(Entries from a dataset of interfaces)
::::::::

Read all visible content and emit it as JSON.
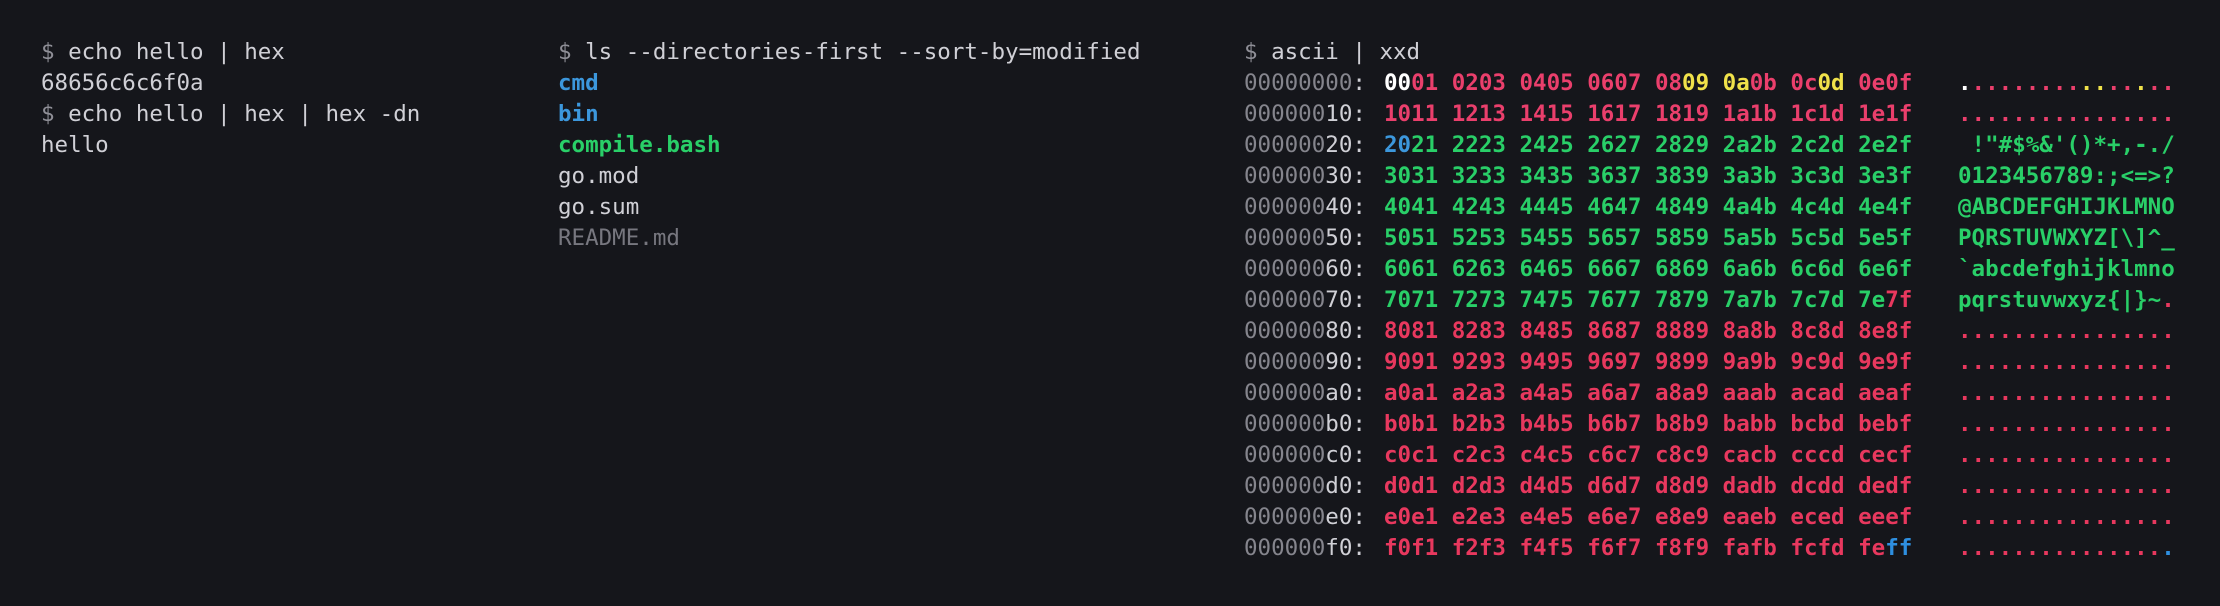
{
  "panel1": {
    "lines": [
      {
        "type": "cmd",
        "prompt": "$",
        "text": "echo hello | hex"
      },
      {
        "type": "out",
        "text": "68656c6c6f0a"
      },
      {
        "type": "cmd",
        "prompt": "$",
        "text": "echo hello | hex | hex -dn"
      },
      {
        "type": "out",
        "text": "hello"
      }
    ]
  },
  "panel2": {
    "prompt": "$",
    "command": "ls --directories-first --sort-by=modified",
    "entries": [
      {
        "name": "cmd",
        "kind": "dir"
      },
      {
        "name": "bin",
        "kind": "dir"
      },
      {
        "name": "compile.bash",
        "kind": "exe"
      },
      {
        "name": "go.mod",
        "kind": "file"
      },
      {
        "name": "go.sum",
        "kind": "file"
      },
      {
        "name": "README.md",
        "kind": "dim"
      }
    ]
  },
  "panel3": {
    "prompt": "$",
    "command": "ascii | xxd",
    "rows": [
      {
        "offset": "00000000:",
        "ascii": "................"
      },
      {
        "offset": "00000010:",
        "ascii": "................"
      },
      {
        "offset": "00000020:",
        "ascii": " !\"#$%&'()*+,-./"
      },
      {
        "offset": "00000030:",
        "ascii": "0123456789:;<=>?"
      },
      {
        "offset": "00000040:",
        "ascii": "@ABCDEFGHIJKLMNO"
      },
      {
        "offset": "00000050:",
        "ascii": "PQRSTUVWXYZ[\\]^_"
      },
      {
        "offset": "00000060:",
        "ascii": "`abcdefghijklmno"
      },
      {
        "offset": "00000070:",
        "ascii": "pqrstuvwxyz{|}~."
      },
      {
        "offset": "00000080:",
        "ascii": "................"
      },
      {
        "offset": "00000090:",
        "ascii": "................"
      },
      {
        "offset": "000000a0:",
        "ascii": "................"
      },
      {
        "offset": "000000b0:",
        "ascii": "................"
      },
      {
        "offset": "000000c0:",
        "ascii": "................"
      },
      {
        "offset": "000000d0:",
        "ascii": "................"
      },
      {
        "offset": "000000e0:",
        "ascii": "................"
      },
      {
        "offset": "000000f0:",
        "ascii": "................"
      }
    ]
  },
  "colors": {
    "background": "#15161b",
    "prompt": "#8e8e96",
    "directory": "#3c97dc",
    "executable": "#29cf68",
    "null_byte": "#ffffff",
    "control_byte": "#f0c43c",
    "printable_byte": "#29cf68",
    "high_byte": "#e8385e",
    "ff_byte": "#2e8fe0"
  }
}
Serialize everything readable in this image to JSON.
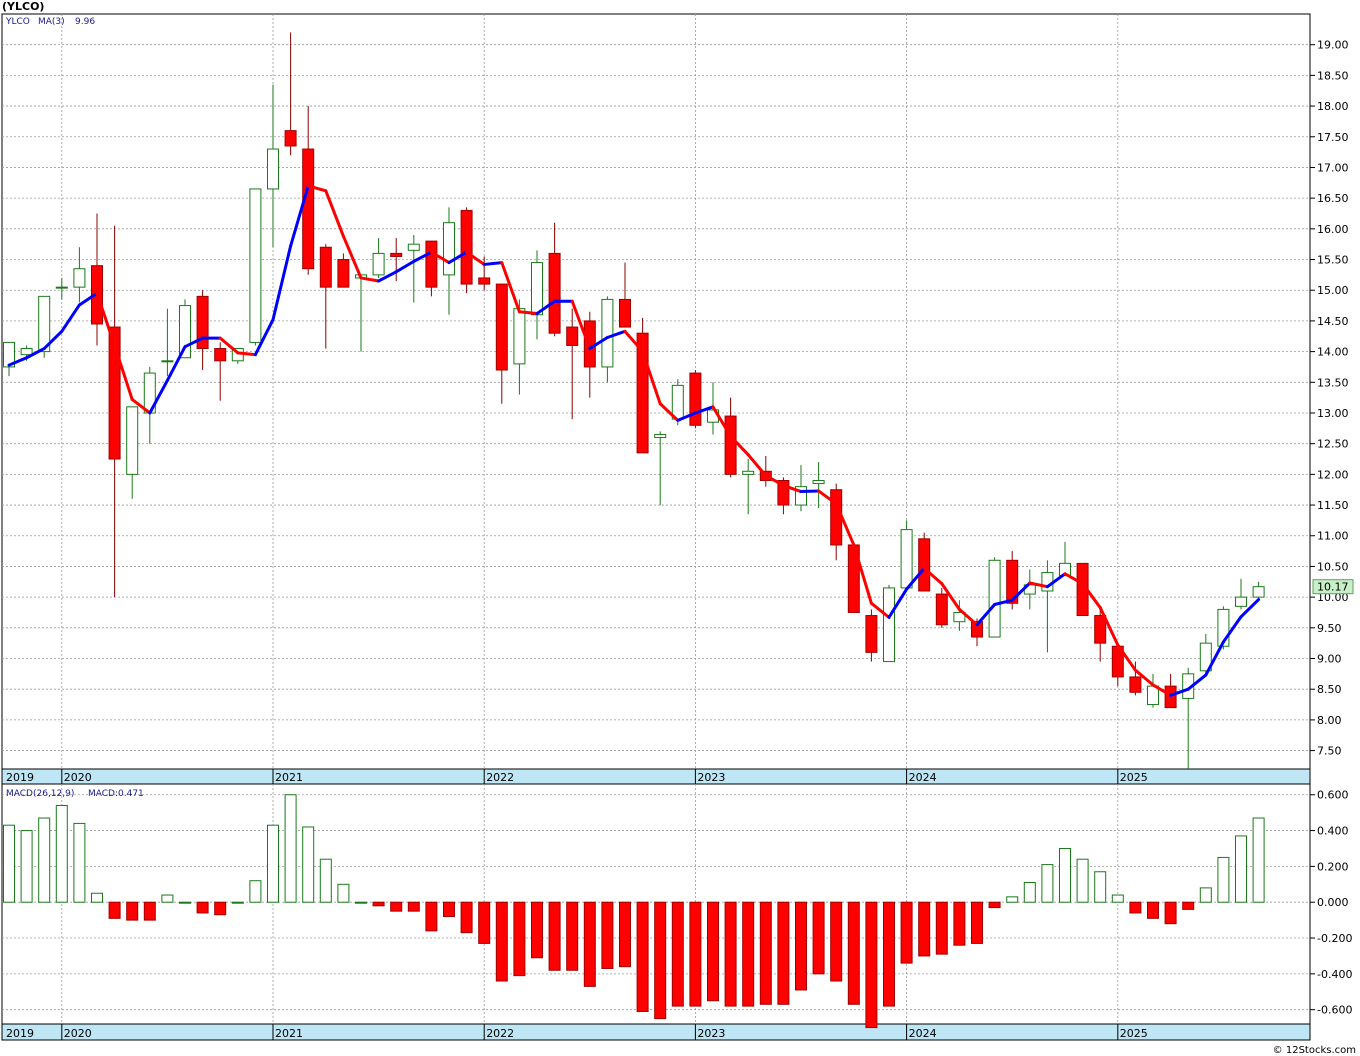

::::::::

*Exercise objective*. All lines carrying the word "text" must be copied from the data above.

*Solution for this problem*.
        "text": "echo hello | hex"
        "text": "68656c6c6f0a"
        "text": "echo hello | hex | hex -dn"
        "text": "hello"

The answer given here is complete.